Excerpts from an interface dataset:

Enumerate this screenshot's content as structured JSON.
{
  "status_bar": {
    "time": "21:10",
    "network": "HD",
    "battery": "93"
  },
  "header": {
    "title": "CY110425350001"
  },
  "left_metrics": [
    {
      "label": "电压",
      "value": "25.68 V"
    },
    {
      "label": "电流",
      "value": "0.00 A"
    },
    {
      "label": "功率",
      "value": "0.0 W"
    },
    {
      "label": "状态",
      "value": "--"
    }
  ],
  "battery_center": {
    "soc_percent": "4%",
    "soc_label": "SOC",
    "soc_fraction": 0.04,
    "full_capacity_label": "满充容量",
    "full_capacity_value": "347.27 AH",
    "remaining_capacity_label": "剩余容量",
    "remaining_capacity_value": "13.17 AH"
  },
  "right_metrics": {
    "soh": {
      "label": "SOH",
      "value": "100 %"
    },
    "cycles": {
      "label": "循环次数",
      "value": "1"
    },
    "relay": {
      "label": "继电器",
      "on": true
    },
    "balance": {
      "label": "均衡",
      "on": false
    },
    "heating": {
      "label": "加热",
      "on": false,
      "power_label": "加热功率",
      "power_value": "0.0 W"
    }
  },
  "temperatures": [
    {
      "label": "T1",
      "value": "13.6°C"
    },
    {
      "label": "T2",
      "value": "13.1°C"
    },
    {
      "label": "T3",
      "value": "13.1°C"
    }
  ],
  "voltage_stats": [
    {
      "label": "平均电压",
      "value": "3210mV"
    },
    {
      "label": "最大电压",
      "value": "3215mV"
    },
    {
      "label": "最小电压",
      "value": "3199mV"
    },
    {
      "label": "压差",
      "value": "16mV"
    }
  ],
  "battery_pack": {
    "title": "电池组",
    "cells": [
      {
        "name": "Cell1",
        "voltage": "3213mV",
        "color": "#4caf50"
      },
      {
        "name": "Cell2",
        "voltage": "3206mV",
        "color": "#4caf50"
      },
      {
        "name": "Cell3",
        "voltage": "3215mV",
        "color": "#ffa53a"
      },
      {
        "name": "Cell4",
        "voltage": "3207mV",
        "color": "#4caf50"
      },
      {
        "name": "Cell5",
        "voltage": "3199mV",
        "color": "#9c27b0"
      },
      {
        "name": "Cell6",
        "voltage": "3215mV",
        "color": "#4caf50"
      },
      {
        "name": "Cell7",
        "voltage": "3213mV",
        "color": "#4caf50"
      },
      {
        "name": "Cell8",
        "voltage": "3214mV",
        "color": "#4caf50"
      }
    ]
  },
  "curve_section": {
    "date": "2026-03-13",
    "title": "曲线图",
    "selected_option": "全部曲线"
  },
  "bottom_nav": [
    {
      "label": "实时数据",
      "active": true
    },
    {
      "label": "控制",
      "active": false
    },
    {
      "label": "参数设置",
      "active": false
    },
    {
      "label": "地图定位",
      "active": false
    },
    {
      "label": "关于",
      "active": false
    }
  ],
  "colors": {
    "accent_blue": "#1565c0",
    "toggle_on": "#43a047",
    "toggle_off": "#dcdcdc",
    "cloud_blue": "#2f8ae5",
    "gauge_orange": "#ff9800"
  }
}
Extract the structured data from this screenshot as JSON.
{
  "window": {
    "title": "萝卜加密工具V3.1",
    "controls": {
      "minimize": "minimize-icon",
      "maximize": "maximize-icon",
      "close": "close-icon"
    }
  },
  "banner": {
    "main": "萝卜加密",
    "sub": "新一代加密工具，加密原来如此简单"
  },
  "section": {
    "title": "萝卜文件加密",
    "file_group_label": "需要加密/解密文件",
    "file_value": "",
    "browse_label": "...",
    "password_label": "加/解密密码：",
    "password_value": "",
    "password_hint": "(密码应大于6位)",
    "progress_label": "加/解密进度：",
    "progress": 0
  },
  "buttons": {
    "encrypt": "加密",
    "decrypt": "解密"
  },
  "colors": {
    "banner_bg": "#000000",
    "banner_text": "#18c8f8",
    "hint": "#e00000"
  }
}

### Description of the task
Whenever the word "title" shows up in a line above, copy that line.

### Response to the exercise
    "title": "CY110425350001"
    "title": "电池组",
    "title": "曲线图",
    "title": "萝卜加密工具V3.1",
    "title": "萝卜文件加密",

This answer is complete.